### RECORDS SUPPLIED:
+-------+
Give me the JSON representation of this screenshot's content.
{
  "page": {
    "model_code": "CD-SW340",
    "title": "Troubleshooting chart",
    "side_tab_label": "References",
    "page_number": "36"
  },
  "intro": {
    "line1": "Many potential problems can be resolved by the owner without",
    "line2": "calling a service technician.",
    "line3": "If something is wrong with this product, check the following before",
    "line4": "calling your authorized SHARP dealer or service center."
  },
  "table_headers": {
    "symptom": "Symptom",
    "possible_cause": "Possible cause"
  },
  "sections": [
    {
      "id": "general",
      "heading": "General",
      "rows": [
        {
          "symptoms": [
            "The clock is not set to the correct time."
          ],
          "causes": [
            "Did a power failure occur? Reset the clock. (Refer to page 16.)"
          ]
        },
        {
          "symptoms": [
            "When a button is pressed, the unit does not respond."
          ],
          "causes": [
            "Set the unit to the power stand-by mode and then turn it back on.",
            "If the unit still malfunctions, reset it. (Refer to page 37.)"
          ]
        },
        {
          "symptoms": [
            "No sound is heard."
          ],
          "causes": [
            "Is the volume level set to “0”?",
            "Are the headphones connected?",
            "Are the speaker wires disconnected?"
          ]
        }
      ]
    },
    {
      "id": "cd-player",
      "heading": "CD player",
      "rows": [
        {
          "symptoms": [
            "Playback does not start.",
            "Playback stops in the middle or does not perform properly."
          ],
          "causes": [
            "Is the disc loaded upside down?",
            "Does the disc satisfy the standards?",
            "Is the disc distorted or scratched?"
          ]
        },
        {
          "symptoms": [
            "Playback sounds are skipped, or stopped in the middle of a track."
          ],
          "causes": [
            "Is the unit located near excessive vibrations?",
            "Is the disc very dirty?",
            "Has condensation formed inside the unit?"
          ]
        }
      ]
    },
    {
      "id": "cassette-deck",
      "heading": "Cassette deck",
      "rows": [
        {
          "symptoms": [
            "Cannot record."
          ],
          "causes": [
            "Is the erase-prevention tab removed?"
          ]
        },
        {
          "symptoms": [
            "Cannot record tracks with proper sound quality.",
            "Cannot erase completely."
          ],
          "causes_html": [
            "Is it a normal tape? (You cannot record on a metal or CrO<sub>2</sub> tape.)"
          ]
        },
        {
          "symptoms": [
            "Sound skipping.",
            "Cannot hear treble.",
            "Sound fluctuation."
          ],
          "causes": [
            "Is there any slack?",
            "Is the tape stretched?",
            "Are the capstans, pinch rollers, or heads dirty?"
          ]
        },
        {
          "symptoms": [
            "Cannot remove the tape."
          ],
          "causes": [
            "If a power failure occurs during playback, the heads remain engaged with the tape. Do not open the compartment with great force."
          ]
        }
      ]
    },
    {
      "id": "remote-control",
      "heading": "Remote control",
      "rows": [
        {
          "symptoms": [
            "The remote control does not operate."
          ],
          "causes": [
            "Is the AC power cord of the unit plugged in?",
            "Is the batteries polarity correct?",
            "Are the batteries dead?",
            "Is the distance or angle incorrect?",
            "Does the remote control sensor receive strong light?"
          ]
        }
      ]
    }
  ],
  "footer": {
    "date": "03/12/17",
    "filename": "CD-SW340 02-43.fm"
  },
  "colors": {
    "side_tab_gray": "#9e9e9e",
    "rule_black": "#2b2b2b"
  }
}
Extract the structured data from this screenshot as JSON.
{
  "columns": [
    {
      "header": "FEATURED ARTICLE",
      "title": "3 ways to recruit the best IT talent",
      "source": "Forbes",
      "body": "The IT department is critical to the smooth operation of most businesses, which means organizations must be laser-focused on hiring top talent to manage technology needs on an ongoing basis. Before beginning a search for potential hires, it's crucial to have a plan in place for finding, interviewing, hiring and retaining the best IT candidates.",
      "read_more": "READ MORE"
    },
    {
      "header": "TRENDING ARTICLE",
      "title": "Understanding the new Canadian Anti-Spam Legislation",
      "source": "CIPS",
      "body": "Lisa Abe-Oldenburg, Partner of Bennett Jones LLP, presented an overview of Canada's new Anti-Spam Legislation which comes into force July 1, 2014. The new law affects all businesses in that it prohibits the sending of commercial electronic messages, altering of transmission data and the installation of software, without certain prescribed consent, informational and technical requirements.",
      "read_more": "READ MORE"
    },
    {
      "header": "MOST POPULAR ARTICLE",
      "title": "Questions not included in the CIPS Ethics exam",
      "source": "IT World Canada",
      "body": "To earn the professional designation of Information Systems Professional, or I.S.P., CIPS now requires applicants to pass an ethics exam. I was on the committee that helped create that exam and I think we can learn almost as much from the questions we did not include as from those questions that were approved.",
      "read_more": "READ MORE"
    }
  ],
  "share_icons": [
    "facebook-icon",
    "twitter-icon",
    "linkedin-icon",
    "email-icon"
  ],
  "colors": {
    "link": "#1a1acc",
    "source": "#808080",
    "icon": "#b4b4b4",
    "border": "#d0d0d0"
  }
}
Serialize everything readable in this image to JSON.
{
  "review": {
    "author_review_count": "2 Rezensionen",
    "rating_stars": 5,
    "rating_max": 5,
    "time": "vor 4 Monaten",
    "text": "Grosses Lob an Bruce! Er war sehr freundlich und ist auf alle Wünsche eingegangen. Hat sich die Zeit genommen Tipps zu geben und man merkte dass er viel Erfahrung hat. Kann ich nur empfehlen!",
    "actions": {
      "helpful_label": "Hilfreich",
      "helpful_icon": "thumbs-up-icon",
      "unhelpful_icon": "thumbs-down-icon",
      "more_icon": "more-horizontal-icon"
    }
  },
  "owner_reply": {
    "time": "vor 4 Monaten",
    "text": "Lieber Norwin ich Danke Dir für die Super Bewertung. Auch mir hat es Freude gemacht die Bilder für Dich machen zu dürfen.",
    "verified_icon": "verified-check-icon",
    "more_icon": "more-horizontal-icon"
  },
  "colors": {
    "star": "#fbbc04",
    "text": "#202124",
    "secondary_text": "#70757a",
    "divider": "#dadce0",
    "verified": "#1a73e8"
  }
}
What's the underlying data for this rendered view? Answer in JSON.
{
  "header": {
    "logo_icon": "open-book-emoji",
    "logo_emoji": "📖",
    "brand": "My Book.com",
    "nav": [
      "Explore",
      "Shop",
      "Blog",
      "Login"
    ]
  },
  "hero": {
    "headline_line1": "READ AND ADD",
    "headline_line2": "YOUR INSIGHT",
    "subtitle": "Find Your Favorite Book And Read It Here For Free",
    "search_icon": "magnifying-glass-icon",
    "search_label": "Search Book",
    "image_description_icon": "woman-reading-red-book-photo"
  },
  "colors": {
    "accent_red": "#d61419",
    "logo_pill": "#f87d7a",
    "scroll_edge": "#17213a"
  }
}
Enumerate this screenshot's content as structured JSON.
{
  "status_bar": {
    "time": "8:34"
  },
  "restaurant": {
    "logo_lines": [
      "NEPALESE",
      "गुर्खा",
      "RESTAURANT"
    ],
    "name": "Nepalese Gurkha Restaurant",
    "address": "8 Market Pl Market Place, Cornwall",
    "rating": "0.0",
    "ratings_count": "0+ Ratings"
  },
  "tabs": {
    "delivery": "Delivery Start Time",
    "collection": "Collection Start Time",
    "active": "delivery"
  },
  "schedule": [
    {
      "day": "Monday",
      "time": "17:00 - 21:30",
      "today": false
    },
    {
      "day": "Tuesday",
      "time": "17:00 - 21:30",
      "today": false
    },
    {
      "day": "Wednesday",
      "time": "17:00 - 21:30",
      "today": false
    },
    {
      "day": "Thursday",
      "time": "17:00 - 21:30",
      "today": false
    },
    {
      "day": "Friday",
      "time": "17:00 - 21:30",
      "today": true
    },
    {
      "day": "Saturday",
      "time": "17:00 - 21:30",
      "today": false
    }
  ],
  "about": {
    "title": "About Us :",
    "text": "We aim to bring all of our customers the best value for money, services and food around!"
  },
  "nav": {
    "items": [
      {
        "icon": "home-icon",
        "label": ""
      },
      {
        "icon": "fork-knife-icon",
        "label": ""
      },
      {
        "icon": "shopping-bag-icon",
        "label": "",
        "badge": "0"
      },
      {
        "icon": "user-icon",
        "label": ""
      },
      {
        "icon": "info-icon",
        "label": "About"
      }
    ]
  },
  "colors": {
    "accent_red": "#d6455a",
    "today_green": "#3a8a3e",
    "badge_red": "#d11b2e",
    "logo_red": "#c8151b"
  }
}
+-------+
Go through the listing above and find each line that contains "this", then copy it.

Give me the JSON representation of this screenshot's content.
    "line3": "If something is wrong with this product, check the following before",
Extract the structured data from this screenshot as JSON.
Serialize everything readable in this image to JSON.
What's the underlying data for this rendered view? Answer in JSON.
Enumerate this screenshot's content as structured JSON.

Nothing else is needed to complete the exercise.